At 8 weeks a puppy is halfway through its socialization window. Since most people bring home puppies at 8 weeks, I recommend finding a puppy who has already had a head start in socialization. Look for one that has been raised in a home setting with a whelping box that sets the stage for good house training and exposure to different surfaces, people, and sounds. A puppy who has had their socialization started could have been raised by an experienced puppy foster or a reputable breeder. I recommend looking for a puppy that was raised following the Puppy Culture program then continuing socialization when you bring your new puppy home.
What about parvo and other infectious diseases?
According to the American Animal Hospital Association “Puppies born to healthy, properly vaccinated mothers and engaged in an active vaccination program have a low risk of contracting infectious diseases. There is no medical reason to delay puppy classes or social exposure until the vaccination series is completed as long as exposure to sick animals is prohibited, basic hygiene is practiced, and diets are high quality. The risks attendant with missing social exposure far exceed any disease risk.”
You can further limit the risk of infectious disease by choosing a puppy socialization class that uses a parvocidal cleaner like Rescue or bleach-water mixture of 1 part bleach to 30 parts water to clean which will help to ensure that your puppy is safe. Puppy classes that ask for current proof of vaccinations for each puppy and have puppies that are no more than 2.5 weeks apart in age will also decrease risk even further.

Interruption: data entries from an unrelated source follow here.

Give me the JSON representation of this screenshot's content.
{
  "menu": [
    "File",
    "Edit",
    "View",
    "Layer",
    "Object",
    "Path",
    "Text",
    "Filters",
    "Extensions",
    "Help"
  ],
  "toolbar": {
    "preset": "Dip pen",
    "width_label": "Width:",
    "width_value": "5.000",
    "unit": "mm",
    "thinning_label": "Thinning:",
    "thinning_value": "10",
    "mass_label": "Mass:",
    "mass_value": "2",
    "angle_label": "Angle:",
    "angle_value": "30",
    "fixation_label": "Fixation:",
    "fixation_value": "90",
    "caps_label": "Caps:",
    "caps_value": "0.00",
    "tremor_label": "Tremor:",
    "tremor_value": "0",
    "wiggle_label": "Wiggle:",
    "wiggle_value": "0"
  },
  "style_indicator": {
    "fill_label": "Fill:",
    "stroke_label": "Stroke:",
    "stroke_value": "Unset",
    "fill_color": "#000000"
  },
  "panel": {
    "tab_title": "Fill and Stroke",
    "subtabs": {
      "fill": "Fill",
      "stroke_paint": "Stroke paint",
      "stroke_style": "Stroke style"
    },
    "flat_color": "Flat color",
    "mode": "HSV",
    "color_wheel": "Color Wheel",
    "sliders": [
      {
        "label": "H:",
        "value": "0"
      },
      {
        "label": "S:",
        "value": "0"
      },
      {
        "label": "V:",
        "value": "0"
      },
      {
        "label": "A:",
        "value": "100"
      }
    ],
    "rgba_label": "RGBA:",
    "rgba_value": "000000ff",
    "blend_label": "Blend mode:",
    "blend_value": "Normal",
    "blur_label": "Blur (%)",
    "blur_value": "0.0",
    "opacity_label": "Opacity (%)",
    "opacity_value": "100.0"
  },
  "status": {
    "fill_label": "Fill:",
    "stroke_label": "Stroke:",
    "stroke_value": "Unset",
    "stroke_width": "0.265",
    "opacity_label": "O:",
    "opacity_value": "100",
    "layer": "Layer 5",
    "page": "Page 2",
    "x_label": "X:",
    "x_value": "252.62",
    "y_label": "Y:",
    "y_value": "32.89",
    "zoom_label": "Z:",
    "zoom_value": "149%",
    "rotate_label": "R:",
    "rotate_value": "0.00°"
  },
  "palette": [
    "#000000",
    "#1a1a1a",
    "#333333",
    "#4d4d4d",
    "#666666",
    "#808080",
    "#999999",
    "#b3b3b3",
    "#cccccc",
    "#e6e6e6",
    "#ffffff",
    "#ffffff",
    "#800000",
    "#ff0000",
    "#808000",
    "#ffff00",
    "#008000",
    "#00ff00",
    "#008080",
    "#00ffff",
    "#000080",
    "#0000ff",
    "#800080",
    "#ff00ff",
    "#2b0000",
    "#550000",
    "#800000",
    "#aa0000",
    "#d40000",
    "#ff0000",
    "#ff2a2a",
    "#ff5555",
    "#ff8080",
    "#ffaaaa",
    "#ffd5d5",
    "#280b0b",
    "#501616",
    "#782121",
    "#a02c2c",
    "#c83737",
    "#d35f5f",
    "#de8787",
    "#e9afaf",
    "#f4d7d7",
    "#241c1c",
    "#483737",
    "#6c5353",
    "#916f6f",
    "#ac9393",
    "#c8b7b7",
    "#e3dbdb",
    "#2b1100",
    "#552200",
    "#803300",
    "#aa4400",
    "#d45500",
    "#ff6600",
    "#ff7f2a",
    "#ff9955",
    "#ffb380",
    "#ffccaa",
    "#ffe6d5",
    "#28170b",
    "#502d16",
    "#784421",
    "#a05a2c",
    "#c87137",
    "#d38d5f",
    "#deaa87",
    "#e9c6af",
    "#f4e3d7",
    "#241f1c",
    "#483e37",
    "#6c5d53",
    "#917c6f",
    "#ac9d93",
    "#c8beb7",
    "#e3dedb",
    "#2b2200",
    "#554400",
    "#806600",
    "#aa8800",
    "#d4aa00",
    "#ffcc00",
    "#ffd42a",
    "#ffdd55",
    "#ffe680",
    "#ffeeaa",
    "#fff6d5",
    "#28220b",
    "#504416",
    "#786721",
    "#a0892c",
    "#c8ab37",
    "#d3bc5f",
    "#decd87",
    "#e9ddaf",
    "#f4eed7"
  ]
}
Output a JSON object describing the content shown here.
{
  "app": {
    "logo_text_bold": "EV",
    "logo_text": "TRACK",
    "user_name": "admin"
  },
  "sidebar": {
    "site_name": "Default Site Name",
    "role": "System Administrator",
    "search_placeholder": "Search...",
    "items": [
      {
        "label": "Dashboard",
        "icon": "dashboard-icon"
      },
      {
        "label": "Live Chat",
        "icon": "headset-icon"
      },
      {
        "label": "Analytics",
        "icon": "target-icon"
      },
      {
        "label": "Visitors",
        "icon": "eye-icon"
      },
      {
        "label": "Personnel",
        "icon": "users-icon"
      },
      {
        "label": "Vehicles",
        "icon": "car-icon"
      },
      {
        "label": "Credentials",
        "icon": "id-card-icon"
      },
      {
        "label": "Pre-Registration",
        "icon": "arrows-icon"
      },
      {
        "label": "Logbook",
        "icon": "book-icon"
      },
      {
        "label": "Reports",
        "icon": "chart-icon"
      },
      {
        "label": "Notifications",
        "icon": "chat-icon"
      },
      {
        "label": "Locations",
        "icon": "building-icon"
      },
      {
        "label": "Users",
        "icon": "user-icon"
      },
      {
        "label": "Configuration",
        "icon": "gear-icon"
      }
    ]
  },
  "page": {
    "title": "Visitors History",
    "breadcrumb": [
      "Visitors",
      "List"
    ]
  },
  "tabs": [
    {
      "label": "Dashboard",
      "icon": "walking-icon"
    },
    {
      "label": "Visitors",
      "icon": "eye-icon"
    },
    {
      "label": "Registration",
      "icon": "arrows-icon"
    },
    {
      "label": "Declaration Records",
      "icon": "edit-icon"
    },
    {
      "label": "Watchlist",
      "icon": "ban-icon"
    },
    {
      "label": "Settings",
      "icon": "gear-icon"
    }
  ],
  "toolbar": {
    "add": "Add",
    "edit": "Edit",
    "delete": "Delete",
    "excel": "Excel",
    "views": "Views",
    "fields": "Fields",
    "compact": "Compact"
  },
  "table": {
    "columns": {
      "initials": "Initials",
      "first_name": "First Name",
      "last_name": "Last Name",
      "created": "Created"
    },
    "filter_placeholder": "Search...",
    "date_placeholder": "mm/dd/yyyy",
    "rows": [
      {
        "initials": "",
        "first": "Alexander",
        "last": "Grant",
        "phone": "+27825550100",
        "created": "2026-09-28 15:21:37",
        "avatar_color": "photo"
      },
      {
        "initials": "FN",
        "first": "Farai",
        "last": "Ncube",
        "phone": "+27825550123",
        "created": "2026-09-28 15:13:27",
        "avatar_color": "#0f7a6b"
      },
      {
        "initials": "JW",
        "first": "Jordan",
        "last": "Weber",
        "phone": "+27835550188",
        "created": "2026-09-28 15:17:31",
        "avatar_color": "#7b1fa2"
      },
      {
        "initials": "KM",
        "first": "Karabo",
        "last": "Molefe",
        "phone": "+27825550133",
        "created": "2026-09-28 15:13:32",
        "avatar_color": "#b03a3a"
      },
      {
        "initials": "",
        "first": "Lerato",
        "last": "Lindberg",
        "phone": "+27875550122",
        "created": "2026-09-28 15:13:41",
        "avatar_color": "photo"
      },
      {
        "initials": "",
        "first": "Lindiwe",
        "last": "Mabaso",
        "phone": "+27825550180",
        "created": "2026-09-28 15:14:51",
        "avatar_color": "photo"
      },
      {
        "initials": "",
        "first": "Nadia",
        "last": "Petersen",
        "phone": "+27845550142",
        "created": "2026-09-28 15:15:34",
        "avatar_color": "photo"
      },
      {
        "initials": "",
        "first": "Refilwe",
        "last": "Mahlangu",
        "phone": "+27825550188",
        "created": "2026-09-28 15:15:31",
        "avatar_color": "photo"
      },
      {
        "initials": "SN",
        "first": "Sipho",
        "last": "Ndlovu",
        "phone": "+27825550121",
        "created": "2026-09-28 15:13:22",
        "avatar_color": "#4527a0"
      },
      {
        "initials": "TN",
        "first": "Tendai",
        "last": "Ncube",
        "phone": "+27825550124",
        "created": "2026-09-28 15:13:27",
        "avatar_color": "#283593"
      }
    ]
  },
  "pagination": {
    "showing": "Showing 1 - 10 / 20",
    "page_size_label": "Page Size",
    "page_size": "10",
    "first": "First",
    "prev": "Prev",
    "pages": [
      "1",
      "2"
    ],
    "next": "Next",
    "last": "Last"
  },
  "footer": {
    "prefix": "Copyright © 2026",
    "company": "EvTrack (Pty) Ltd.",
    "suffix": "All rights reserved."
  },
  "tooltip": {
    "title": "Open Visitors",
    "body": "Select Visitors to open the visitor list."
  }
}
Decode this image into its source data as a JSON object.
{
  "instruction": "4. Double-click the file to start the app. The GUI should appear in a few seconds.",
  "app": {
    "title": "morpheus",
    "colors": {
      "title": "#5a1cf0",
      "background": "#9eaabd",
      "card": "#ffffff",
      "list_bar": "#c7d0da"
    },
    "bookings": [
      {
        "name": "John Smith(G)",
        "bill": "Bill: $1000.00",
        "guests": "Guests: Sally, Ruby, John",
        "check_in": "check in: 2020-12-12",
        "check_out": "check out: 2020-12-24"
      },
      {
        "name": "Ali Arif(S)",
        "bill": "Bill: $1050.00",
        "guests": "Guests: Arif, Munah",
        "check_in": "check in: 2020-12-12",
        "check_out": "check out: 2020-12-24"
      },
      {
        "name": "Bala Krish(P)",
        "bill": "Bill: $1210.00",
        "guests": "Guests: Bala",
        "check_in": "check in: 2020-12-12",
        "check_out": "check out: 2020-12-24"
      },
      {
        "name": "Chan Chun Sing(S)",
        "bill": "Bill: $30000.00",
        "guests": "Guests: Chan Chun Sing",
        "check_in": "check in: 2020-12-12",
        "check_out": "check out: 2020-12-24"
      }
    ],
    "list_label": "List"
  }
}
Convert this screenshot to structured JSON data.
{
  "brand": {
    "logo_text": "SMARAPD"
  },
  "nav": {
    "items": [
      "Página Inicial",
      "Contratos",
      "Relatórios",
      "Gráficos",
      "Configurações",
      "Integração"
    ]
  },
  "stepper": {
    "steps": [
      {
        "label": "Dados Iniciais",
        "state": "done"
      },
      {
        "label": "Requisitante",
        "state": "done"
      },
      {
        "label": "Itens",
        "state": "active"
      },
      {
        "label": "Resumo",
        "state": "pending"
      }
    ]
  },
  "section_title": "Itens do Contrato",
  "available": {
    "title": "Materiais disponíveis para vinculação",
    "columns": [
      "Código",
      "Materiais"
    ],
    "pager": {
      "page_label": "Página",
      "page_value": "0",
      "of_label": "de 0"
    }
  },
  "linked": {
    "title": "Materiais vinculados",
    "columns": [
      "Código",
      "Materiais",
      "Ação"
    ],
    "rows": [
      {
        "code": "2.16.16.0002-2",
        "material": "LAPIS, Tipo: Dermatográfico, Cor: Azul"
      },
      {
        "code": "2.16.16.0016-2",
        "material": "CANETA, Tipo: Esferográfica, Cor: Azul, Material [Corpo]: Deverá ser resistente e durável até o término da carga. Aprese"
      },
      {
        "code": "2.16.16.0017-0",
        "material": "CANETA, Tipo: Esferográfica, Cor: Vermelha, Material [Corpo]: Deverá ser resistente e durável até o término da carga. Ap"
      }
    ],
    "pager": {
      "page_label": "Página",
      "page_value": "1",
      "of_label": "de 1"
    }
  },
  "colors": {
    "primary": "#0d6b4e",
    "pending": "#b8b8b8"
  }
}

Both the AVMA and the AVSAB feature this statement on their website, “Behavioral issues, not infectious diseases, are the number one cause of death for dogs under three years of age.”
If you are dreaming of an ideal family dog early puppyhood is the time to start.
Here are some safe ways to start socializing your puppy during early puppyhood.
- Puppy socialization classes that check vaccines and have good cleaning procedures are the safest and most effective way to socialize your puppy.
- Invite friends over to the house to meet the puppy. Welcome children as well, but have a rule that they stay sitting. If the puppy jumps on them or uses their teeth they can stand up and ignore the puppy. Playpens are great for this. Be sure not to overwhelm the puppy. In my experience, it is ideal to teach both puppies and children to be calm in each other’s presence.
- Take your puppy for a car ride and let them watch other people, bikes, dogs, and children out in the world.
- Use a stroller to keep your puppy off the ground. Take the puppy to places like outdoor malls, walking paths, and other locations you might want to enjoy with your puppy in the future. If you are using a stroller to socialize your new puppy it’s important that you don’t allow people or dogs to approach. Allowing them to approach the confined puppy may cause the puppy to feel unable to get away.
- Take your puppy to a café and use a mat as a barrier between the ground and your puppy.